Side Effects of Training a Trained Wolf:
Training a wolf, or any wild animal, can have both positive and negative side effects. It's crucial to consider the welfare of the animal and the potential risks involved. Here are some potential negative side effects or challenges associated with training a wolf:
Increased Aggression: While proper training and socialization can help mitigate aggression in wolves, there's always a risk that aggressive behaviors could emerge, particularly as the wolf matures. Wolves have natural instincts for dominance and territoriality, which could manifest in aggression towards humans or other animals.
Stress and Anxiety: Training and captivity can be stressful for wild animals, including wolves. They may become anxious or frustrated, especially if their environmental and social needs are not adequately met. This stress can lead to a range of behavioral issues and health problems.
Loss of Natural Behaviors: Training may suppress or alter natural behaviors in wolves, which could impact their overall well-being. For example, confinement and reliance on human-provided food may diminish hunting instincts and foraging skills.
Dependency on Humans: Wolves raised in captivity and trained by humans may become overly dependent on humans for food, shelter, and social interaction. This dependency can make it difficult for them to survive in the wild if released or reintroduced.
Misinterpretation of Human Cues: Wolves may misinterpret human cues or commands, leading to misunderstandings or confusion during training sessions. This can result in frustration for both the trainer and the wolf.
Legal and Ethical Issues: Keeping a trained wolf may raise legal and ethical concerns regarding animal welfare, conservation, and public safety. In many places, it's illegal to keep wolves as pets or to train them for certain purposes without proper permits and regulations.
Injury Risk: Wolves are powerful animals with sharp teeth and claws, and training them involves inherent risks of injury to trainers and handlers. Even a well-trained wolf can react unpredictably in certain situations, posing a danger to humans and other animals.

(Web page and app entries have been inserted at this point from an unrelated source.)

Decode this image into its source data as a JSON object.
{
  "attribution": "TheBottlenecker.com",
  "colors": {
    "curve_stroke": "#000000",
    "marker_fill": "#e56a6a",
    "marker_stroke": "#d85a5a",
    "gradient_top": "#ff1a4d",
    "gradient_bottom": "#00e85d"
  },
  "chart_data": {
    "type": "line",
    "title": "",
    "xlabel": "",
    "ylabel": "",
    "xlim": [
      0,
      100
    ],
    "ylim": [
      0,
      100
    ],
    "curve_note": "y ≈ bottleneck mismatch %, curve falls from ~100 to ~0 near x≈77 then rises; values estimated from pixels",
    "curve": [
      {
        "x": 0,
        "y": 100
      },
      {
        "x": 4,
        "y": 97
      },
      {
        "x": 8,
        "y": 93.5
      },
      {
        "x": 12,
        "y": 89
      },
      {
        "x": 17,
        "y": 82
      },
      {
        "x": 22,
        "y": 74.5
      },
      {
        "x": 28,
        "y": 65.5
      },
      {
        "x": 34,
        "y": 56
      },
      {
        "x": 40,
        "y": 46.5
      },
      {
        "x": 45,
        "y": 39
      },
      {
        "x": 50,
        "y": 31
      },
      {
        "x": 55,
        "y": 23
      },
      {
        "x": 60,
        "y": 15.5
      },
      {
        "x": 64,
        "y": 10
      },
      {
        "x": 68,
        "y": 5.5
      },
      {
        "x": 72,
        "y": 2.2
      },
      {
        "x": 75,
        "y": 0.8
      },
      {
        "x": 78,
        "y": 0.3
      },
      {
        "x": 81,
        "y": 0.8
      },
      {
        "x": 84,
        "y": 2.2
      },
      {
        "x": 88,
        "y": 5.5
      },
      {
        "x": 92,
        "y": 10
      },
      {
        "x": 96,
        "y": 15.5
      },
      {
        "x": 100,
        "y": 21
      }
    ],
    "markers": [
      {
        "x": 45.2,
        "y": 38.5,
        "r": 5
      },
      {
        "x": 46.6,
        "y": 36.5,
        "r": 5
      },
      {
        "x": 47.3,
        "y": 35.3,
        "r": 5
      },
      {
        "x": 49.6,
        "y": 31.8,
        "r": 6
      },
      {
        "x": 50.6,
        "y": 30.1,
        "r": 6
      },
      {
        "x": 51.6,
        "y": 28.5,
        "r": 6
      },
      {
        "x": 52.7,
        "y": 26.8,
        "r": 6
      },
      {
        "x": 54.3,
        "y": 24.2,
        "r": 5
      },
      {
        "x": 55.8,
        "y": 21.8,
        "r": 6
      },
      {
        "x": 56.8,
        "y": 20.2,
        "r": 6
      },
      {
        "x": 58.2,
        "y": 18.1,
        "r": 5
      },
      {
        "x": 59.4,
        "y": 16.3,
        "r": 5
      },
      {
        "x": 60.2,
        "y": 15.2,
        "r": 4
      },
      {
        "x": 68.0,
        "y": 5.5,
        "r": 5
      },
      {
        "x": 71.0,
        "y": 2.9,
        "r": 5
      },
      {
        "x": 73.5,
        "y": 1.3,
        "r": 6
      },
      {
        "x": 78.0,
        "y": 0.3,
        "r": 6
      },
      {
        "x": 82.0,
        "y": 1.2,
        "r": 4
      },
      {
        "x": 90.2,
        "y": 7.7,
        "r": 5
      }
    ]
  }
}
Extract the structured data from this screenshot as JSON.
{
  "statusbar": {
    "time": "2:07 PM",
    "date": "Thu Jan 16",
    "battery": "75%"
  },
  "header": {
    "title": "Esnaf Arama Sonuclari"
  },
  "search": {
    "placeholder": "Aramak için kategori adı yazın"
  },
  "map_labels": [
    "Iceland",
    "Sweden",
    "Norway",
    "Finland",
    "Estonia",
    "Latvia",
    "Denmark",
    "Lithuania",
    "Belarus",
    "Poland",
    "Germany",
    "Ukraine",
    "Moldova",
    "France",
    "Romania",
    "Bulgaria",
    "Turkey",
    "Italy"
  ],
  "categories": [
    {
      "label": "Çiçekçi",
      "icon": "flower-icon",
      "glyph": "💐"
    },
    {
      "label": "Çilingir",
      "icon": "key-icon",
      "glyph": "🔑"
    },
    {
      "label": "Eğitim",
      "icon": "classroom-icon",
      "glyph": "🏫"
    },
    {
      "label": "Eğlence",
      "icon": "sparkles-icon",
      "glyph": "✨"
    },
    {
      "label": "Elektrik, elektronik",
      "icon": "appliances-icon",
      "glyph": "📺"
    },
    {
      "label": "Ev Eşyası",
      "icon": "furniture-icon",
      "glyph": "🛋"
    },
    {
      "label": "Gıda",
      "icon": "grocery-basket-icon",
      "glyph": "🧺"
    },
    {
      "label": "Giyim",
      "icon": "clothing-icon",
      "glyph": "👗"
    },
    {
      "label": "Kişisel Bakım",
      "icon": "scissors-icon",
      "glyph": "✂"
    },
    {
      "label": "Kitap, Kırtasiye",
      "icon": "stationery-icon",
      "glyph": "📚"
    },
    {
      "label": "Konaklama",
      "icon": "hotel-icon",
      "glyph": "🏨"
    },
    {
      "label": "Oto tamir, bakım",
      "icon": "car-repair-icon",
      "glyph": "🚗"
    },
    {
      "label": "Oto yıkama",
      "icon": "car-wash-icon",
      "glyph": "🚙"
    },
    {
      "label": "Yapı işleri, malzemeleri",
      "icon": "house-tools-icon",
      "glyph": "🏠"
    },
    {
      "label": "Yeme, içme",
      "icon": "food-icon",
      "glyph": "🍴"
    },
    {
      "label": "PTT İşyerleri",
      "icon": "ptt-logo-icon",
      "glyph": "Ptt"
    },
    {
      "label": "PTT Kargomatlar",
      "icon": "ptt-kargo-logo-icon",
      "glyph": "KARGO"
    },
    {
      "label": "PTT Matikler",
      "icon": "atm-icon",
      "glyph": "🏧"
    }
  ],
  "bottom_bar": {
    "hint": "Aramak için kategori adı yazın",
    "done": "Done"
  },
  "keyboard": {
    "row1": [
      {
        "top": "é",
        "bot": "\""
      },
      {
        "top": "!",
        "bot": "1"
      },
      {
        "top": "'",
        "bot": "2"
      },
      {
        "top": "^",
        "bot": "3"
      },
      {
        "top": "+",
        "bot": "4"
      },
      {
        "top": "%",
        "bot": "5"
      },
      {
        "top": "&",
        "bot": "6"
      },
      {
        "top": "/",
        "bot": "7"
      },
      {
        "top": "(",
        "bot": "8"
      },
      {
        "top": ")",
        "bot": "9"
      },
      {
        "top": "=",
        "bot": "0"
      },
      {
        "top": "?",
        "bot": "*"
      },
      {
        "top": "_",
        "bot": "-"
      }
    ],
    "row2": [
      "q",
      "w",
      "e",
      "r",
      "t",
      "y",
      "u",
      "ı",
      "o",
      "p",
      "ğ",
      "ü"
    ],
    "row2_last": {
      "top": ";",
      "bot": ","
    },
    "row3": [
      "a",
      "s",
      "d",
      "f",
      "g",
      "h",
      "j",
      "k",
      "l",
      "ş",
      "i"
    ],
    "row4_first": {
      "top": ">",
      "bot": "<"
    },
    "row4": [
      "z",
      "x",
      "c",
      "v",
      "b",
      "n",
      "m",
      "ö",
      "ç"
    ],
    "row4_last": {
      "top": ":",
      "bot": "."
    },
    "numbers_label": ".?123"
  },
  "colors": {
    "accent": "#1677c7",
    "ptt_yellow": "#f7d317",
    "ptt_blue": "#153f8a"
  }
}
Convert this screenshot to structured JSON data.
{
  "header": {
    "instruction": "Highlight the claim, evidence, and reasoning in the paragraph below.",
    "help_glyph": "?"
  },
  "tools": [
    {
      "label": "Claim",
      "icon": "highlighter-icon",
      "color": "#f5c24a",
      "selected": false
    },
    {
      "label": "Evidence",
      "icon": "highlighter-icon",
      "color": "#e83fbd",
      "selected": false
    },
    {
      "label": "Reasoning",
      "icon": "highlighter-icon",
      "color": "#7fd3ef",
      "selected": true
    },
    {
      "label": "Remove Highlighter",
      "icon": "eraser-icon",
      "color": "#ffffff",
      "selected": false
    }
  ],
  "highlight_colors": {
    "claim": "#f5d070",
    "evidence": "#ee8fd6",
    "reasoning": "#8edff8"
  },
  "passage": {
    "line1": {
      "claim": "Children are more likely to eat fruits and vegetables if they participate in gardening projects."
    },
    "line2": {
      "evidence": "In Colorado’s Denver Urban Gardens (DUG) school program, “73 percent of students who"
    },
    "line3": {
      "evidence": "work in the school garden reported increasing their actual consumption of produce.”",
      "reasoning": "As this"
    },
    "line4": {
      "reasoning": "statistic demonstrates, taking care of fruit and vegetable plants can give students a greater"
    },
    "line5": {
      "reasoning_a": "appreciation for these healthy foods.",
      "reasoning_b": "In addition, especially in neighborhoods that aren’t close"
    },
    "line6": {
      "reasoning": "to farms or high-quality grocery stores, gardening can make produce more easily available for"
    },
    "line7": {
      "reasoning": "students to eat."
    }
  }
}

Given these potential risks and challenges, it's essential to approach training a wolf with caution and expertise. Proper training should prioritize the welfare of the animal and adhere to ethical and legal standards. Working with experienced professionals and seeking guidance from reputable organizations can help mitigate risks and ensure the well-being of the wolf and those involved in its care.